EXERCISE DIRECTIONS ->
Gather each line of the entries below that includes "from".

(Page and application data records)
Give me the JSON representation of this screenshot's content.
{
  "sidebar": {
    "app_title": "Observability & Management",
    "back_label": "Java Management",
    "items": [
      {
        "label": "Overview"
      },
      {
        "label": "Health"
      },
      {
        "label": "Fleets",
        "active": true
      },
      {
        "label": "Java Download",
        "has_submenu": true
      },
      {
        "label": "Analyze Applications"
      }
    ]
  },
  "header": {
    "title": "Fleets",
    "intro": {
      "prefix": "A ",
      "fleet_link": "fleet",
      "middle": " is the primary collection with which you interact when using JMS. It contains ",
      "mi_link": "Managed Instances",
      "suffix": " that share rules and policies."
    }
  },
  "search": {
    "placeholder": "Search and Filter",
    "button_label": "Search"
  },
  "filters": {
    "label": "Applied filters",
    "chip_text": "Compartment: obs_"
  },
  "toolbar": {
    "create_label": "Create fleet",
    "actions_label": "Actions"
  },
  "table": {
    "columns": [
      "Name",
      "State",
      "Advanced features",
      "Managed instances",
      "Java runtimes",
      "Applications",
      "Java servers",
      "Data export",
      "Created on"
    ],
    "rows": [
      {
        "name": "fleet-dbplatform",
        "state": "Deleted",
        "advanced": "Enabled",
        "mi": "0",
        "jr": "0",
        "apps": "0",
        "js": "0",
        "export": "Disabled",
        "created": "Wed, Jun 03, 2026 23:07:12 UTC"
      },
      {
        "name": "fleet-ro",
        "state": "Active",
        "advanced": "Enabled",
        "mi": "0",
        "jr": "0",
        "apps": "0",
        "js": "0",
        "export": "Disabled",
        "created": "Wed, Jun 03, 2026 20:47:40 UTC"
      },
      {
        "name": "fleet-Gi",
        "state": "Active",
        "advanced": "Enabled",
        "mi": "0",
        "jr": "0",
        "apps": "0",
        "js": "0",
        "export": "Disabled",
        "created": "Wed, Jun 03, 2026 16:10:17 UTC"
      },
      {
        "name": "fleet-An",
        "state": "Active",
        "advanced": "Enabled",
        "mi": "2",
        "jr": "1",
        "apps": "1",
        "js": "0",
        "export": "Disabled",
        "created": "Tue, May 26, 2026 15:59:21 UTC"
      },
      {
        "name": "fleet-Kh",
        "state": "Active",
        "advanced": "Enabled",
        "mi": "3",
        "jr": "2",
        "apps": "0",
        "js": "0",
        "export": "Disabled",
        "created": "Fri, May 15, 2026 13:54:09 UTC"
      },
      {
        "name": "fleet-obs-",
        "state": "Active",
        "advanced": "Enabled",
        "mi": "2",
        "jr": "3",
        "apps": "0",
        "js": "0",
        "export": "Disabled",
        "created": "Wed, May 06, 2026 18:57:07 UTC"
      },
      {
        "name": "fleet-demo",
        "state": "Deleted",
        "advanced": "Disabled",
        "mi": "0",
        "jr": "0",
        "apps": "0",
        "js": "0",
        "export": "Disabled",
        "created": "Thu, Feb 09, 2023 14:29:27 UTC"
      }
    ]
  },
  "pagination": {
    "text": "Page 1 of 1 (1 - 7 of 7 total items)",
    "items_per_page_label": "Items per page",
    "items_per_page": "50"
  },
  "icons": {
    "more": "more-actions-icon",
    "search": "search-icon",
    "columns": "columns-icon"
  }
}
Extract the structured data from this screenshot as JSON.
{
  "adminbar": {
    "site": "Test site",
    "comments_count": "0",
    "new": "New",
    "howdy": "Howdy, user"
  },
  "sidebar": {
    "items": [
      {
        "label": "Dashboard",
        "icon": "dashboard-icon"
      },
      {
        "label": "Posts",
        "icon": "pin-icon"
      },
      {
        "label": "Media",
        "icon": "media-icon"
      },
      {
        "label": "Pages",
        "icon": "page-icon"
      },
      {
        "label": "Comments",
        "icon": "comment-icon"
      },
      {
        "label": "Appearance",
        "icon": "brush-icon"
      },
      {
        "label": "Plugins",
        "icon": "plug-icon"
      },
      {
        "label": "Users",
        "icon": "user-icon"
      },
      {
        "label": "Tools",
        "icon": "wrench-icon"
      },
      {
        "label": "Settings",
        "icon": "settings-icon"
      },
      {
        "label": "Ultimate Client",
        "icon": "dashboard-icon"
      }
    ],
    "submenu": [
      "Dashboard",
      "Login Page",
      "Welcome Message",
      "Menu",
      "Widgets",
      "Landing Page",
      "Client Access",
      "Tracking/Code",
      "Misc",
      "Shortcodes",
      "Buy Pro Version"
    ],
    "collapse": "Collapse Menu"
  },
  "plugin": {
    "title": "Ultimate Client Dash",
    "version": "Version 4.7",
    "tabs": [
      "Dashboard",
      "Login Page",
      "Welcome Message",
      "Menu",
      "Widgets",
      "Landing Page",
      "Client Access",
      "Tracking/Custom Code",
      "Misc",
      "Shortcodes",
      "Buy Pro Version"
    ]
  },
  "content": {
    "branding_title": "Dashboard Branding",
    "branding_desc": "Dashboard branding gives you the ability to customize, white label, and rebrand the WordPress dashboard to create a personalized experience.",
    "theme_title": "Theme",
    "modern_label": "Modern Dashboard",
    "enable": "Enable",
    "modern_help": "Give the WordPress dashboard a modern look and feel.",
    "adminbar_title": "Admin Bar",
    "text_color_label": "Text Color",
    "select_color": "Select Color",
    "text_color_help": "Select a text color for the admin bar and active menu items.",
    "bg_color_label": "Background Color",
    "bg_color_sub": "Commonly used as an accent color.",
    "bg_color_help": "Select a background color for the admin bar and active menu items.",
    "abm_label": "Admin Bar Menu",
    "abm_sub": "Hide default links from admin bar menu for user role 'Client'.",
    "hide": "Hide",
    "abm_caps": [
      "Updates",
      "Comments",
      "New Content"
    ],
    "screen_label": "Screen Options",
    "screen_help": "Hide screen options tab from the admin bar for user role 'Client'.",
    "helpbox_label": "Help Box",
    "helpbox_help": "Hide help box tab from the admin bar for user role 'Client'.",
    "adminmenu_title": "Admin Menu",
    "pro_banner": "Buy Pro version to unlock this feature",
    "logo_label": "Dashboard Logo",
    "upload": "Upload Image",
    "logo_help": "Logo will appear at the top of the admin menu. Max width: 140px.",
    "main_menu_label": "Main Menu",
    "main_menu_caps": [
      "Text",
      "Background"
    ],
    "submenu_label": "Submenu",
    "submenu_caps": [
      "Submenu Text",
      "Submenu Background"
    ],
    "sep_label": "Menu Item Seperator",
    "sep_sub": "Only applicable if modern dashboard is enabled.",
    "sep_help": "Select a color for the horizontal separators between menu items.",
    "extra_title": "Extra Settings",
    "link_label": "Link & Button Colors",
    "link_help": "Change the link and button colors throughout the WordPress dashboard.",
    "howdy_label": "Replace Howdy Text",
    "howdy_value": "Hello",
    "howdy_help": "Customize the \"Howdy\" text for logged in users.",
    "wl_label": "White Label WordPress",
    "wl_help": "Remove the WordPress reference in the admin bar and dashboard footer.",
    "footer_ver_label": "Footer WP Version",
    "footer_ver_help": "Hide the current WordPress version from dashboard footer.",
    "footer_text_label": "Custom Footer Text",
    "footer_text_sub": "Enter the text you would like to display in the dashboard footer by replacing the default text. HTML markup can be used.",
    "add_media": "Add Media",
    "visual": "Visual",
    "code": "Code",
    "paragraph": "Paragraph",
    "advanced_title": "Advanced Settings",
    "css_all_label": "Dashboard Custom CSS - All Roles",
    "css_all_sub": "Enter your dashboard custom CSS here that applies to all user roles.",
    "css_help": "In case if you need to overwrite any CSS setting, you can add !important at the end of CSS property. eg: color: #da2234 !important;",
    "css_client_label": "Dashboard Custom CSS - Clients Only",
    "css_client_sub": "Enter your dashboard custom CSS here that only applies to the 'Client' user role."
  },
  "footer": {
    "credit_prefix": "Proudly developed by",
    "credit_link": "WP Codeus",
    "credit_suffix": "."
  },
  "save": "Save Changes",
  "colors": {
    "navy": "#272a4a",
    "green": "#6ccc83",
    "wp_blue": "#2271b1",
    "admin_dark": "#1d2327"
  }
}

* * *

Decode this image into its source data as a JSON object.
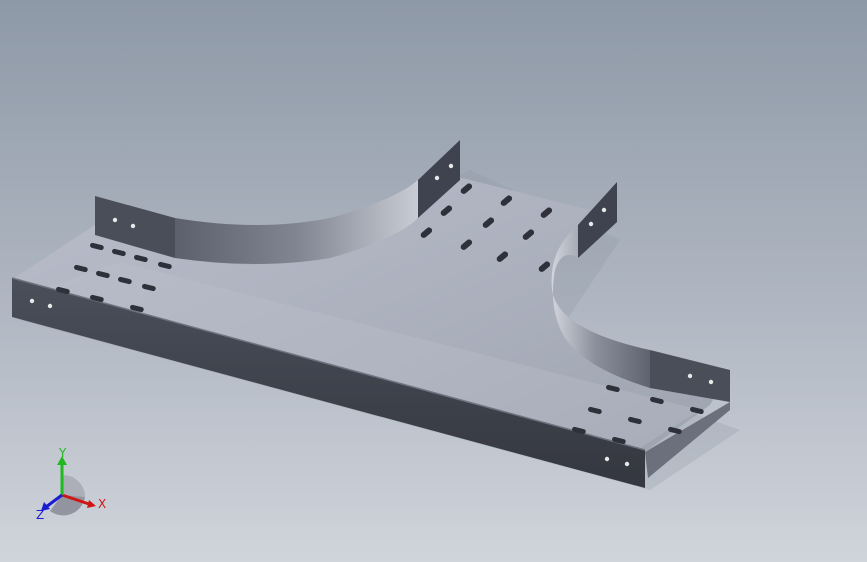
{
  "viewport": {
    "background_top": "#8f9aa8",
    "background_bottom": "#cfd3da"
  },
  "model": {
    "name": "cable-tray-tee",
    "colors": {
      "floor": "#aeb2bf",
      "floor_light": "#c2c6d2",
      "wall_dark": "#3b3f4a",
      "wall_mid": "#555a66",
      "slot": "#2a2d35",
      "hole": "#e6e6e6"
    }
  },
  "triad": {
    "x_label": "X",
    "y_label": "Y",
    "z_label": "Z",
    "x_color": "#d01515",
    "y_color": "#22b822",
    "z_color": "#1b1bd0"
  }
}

SOLUTION TO THE EXERCISE ->
Extract the structured data from this screenshot as JSON.
    "abm_sub": "Hide default links from admin bar menu for user role 'Client'.",
    "screen_help": "Hide screen options tab from the admin bar for user role 'Client'.",
    "helpbox_help": "Hide help box tab from the admin bar for user role 'Client'.",
    "footer_ver_help": "Hide the current WordPress version from dashboard footer.",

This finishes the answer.